* [WHAT TO WORK ON]: Find all lines below containing the string "June" and return them.

* [DATA FOR THE TASK]:
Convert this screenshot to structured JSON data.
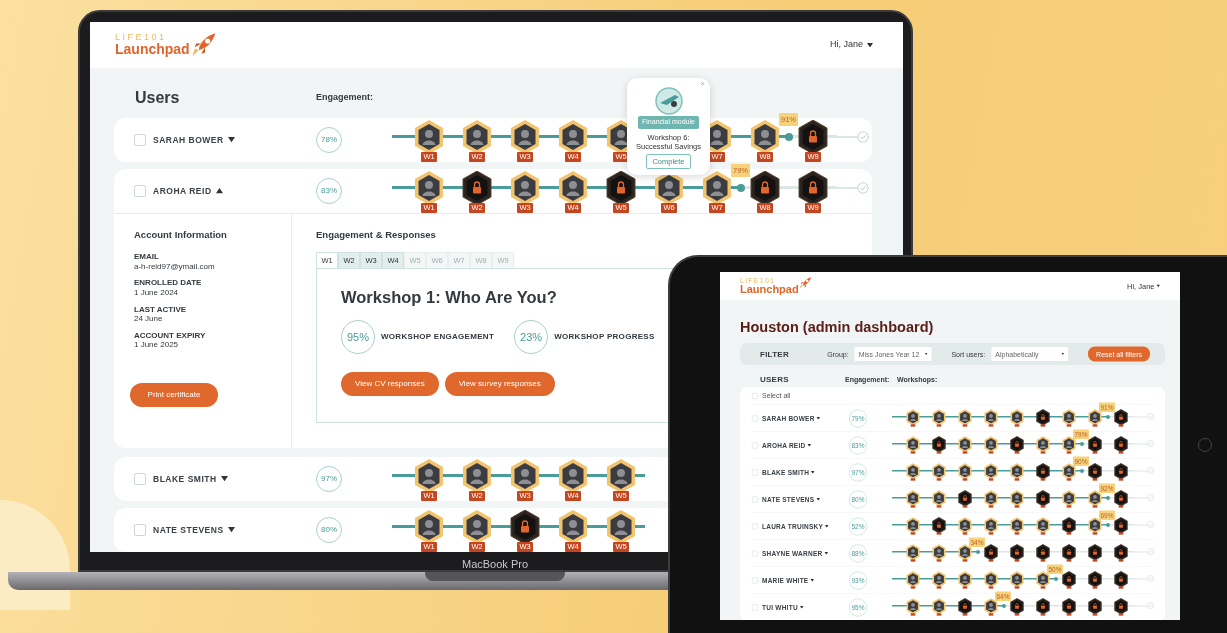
{
  "laptop": {
    "logo": {
      "line1": "LIFE101",
      "line2": "Launchpad"
    },
    "user_menu": "Hi, Jane",
    "users_heading": "Users",
    "engagement_heading": "Engagement:",
    "users": [
      {
        "name": "SARAH BOWER",
        "checked": false,
        "expanded": false,
        "engagement": "78%",
        "track": [
          {
            "kind": "badge",
            "label": "W1",
            "unlocked": true
          },
          {
            "kind": "badge",
            "label": "W2",
            "unlocked": true
          },
          {
            "kind": "badge",
            "label": "W3",
            "unlocked": true
          },
          {
            "kind": "badge",
            "label": "W4",
            "unlocked": true
          },
          {
            "kind": "badge",
            "label": "W5",
            "unlocked": true
          },
          {
            "kind": "covered"
          },
          {
            "kind": "badge",
            "label": "W7",
            "unlocked": true
          },
          {
            "kind": "badge",
            "label": "W8",
            "unlocked": true
          },
          {
            "kind": "marker",
            "label": "91%"
          },
          {
            "kind": "badge",
            "label": "W9",
            "unlocked": false
          },
          {
            "kind": "finish"
          }
        ]
      },
      {
        "name": "AROHA REID",
        "checked": false,
        "expanded": true,
        "engagement": "83%",
        "track": [
          {
            "kind": "badge",
            "label": "W1",
            "unlocked": true
          },
          {
            "kind": "badge",
            "label": "W2",
            "unlocked": false
          },
          {
            "kind": "badge",
            "label": "W3",
            "unlocked": true
          },
          {
            "kind": "badge",
            "label": "W4",
            "unlocked": true
          },
          {
            "kind": "badge",
            "label": "W5",
            "unlocked": false
          },
          {
            "kind": "badge",
            "label": "W6",
            "unlocked": true
          },
          {
            "kind": "badge",
            "label": "W7",
            "unlocked": true
          },
          {
            "kind": "marker",
            "label": "79%"
          },
          {
            "kind": "badge",
            "label": "W8",
            "unlocked": false
          },
          {
            "kind": "badge",
            "label": "W9",
            "unlocked": false
          },
          {
            "kind": "finish"
          }
        ],
        "detail": {
          "account_title": "Account Information",
          "fields": [
            {
              "label": "EMAIL",
              "value": "a-h-reid97@ymail.com"
            },
            {
              "label": "ENROLLED DATE",
              "value": "1 June 2024"
            },
            {
              "label": "LAST ACTIVE",
              "value": "24 June"
            },
            {
              "label": "ACCOUNT EXPIRY",
              "value": "1 June 2025"
            }
          ],
          "print_button": "Print certificate",
          "responses_title": "Engagement & Responses",
          "tabs": [
            {
              "label": "W1",
              "selected": true,
              "disabled": false
            },
            {
              "label": "W2",
              "selected": false,
              "disabled": false
            },
            {
              "label": "W3",
              "selected": false,
              "disabled": false
            },
            {
              "label": "W4",
              "selected": false,
              "disabled": false
            },
            {
              "label": "W5",
              "selected": false,
              "disabled": true
            },
            {
              "label": "W6",
              "selected": false,
              "disabled": true
            },
            {
              "label": "W7",
              "selected": false,
              "disabled": true
            },
            {
              "label": "W8",
              "selected": false,
              "disabled": true
            },
            {
              "label": "W9",
              "selected": false,
              "disabled": true
            }
          ],
          "workshop_title": "Workshop 1: Who Are You?",
          "stats": [
            {
              "text": "95%",
              "label": "WORKSHOP ENGAGEMENT"
            },
            {
              "text": "23%",
              "label": "WORKSHOP PROGRESS"
            }
          ],
          "buttons": [
            "View CV responses",
            "View survey responses"
          ]
        }
      },
      {
        "name": "BLAKE SMITH",
        "checked": false,
        "expanded": false,
        "engagement": "97%",
        "track": [
          {
            "kind": "badge",
            "label": "W1",
            "unlocked": true
          },
          {
            "kind": "badge",
            "label": "W2",
            "unlocked": true
          },
          {
            "kind": "badge",
            "label": "W3",
            "unlocked": true
          },
          {
            "kind": "badge",
            "label": "W4",
            "unlocked": true
          },
          {
            "kind": "badge",
            "label": "W5",
            "unlocked": true
          }
        ]
      },
      {
        "name": "NATE STEVENS",
        "checked": false,
        "expanded": false,
        "engagement": "80%",
        "track": [
          {
            "kind": "badge",
            "label": "W1",
            "unlocked": true
          },
          {
            "kind": "badge",
            "label": "W2",
            "unlocked": true
          },
          {
            "kind": "badge",
            "label": "W3",
            "unlocked": false
          },
          {
            "kind": "badge",
            "label": "W4",
            "unlocked": true
          },
          {
            "kind": "badge",
            "label": "W5",
            "unlocked": true
          }
        ]
      }
    ],
    "popup": {
      "close": "×",
      "tag": "Financial module",
      "title": "Workshop 6: Successful Savings",
      "status": "Complete"
    },
    "device_label": "MacBook Pro"
  },
  "tablet": {
    "logo": {
      "line1": "LIFE101",
      "line2": "Launchpad"
    },
    "user_menu": "Hi, Jane",
    "title": "Houston (admin dashboard)",
    "filter": {
      "label": "FILTER",
      "group_label": "Group:",
      "group_value": "Miss Jones Year 12",
      "sort_label": "Sort users:",
      "sort_value": "Alphabetically",
      "reset_button": "Reset all filters"
    },
    "users_heading": "USERS",
    "engagement_heading": "Engagement:",
    "workshops_heading": "Workshops:",
    "select_all": "Select all",
    "select_all_checked": false,
    "users": [
      {
        "name": "SARAH BOWER",
        "checked": false,
        "expanded": false,
        "engagement": "79%",
        "track": [
          {
            "kind": "badge",
            "unlocked": true
          },
          {
            "kind": "badge",
            "unlocked": true
          },
          {
            "kind": "badge",
            "unlocked": true
          },
          {
            "kind": "badge",
            "unlocked": true
          },
          {
            "kind": "badge",
            "unlocked": true
          },
          {
            "kind": "badge",
            "unlocked": false
          },
          {
            "kind": "badge",
            "unlocked": true
          },
          {
            "kind": "badge",
            "unlocked": true
          },
          {
            "kind": "marker",
            "label": "91%"
          },
          {
            "kind": "badge",
            "unlocked": false
          },
          {
            "kind": "finish"
          }
        ]
      },
      {
        "name": "AROHA REID",
        "checked": false,
        "expanded": false,
        "engagement": "83%",
        "track": [
          {
            "kind": "badge",
            "unlocked": true
          },
          {
            "kind": "badge",
            "unlocked": false
          },
          {
            "kind": "badge",
            "unlocked": true
          },
          {
            "kind": "badge",
            "unlocked": true
          },
          {
            "kind": "badge",
            "unlocked": false
          },
          {
            "kind": "badge",
            "unlocked": true
          },
          {
            "kind": "badge",
            "unlocked": true
          },
          {
            "kind": "marker",
            "label": "79%"
          },
          {
            "kind": "badge",
            "unlocked": false
          },
          {
            "kind": "badge",
            "unlocked": false
          },
          {
            "kind": "finish"
          }
        ]
      },
      {
        "name": "BLAKE SMITH",
        "checked": false,
        "expanded": false,
        "engagement": "97%",
        "track": [
          {
            "kind": "badge",
            "unlocked": true
          },
          {
            "kind": "badge",
            "unlocked": true
          },
          {
            "kind": "badge",
            "unlocked": true
          },
          {
            "kind": "badge",
            "unlocked": true
          },
          {
            "kind": "badge",
            "unlocked": true
          },
          {
            "kind": "badge",
            "unlocked": false
          },
          {
            "kind": "badge",
            "unlocked": true
          },
          {
            "kind": "marker",
            "label": "90%"
          },
          {
            "kind": "badge",
            "unlocked": false
          },
          {
            "kind": "badge",
            "unlocked": false
          },
          {
            "kind": "finish"
          }
        ]
      },
      {
        "name": "NATE STEVENS",
        "checked": false,
        "expanded": false,
        "engagement": "80%",
        "track": [
          {
            "kind": "badge",
            "unlocked": true
          },
          {
            "kind": "badge",
            "unlocked": true
          },
          {
            "kind": "badge",
            "unlocked": false
          },
          {
            "kind": "badge",
            "unlocked": true
          },
          {
            "kind": "badge",
            "unlocked": true
          },
          {
            "kind": "badge",
            "unlocked": false
          },
          {
            "kind": "badge",
            "unlocked": true
          },
          {
            "kind": "badge",
            "unlocked": true
          },
          {
            "kind": "marker",
            "label": "92%"
          },
          {
            "kind": "badge",
            "unlocked": false
          },
          {
            "kind": "finish"
          }
        ]
      },
      {
        "name": "LAURA TRUINSKY",
        "checked": false,
        "expanded": false,
        "engagement": "52%",
        "track": [
          {
            "kind": "badge",
            "unlocked": true
          },
          {
            "kind": "badge",
            "unlocked": false
          },
          {
            "kind": "badge",
            "unlocked": true
          },
          {
            "kind": "badge",
            "unlocked": true
          },
          {
            "kind": "badge",
            "unlocked": true
          },
          {
            "kind": "badge",
            "unlocked": true
          },
          {
            "kind": "badge",
            "unlocked": false
          },
          {
            "kind": "badge",
            "unlocked": true
          },
          {
            "kind": "marker",
            "label": "69%"
          },
          {
            "kind": "badge",
            "unlocked": false
          },
          {
            "kind": "finish"
          }
        ]
      },
      {
        "name": "SHAYNE WARNER",
        "checked": false,
        "expanded": false,
        "engagement": "88%",
        "track": [
          {
            "kind": "badge",
            "unlocked": true
          },
          {
            "kind": "badge",
            "unlocked": true
          },
          {
            "kind": "badge",
            "unlocked": true
          },
          {
            "kind": "marker",
            "label": "34%"
          },
          {
            "kind": "badge",
            "unlocked": false
          },
          {
            "kind": "badge",
            "unlocked": false
          },
          {
            "kind": "badge",
            "unlocked": false
          },
          {
            "kind": "badge",
            "unlocked": false
          },
          {
            "kind": "badge",
            "unlocked": false
          },
          {
            "kind": "badge",
            "unlocked": false
          },
          {
            "kind": "finish"
          }
        ]
      },
      {
        "name": "MARIE WHITE",
        "checked": false,
        "expanded": false,
        "engagement": "93%",
        "track": [
          {
            "kind": "badge",
            "unlocked": true
          },
          {
            "kind": "badge",
            "unlocked": true
          },
          {
            "kind": "badge",
            "unlocked": true
          },
          {
            "kind": "badge",
            "unlocked": true
          },
          {
            "kind": "badge",
            "unlocked": true
          },
          {
            "kind": "badge",
            "unlocked": true
          },
          {
            "kind": "marker",
            "label": "50%"
          },
          {
            "kind": "badge",
            "unlocked": false
          },
          {
            "kind": "badge",
            "unlocked": false
          },
          {
            "kind": "badge",
            "unlocked": false
          },
          {
            "kind": "finish"
          }
        ]
      },
      {
        "name": "TUI WHITU",
        "checked": false,
        "expanded": false,
        "engagement": "95%",
        "track": [
          {
            "kind": "badge",
            "unlocked": true
          },
          {
            "kind": "badge",
            "unlocked": true
          },
          {
            "kind": "badge",
            "unlocked": false
          },
          {
            "kind": "badge",
            "unlocked": true
          },
          {
            "kind": "marker",
            "label": "64%"
          },
          {
            "kind": "badge",
            "unlocked": false
          },
          {
            "kind": "badge",
            "unlocked": false
          },
          {
            "kind": "badge",
            "unlocked": false
          },
          {
            "kind": "badge",
            "unlocked": false
          },
          {
            "kind": "badge",
            "unlocked": false
          },
          {
            "kind": "finish"
          }
        ]
      }
    ]
  }
}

* [RESULT BELOW]:
              "value": "1 June 2024"
              "value": "24 June"
              "value": "1 June 2025"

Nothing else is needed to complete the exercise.